# EXERCISE AIM
Every line in the records below with the string "icon" is to be copied out.

Records from a data source
_ _ _ _ _

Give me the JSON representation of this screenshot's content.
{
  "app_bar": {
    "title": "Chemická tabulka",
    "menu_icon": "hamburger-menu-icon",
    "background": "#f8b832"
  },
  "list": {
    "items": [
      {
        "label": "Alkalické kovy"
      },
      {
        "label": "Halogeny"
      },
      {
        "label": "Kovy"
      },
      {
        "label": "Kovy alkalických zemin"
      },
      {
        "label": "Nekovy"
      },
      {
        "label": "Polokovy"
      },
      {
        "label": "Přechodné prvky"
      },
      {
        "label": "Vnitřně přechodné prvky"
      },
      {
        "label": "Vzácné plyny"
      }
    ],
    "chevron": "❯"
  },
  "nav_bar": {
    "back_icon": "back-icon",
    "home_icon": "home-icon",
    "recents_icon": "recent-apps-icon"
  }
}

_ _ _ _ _

# RESULT OF THIS TASK
    "menu_icon": "hamburger-menu-icon",
    "back_icon": "back-icon",
    "home_icon": "home-icon",
    "recents_icon": "recent-apps-icon"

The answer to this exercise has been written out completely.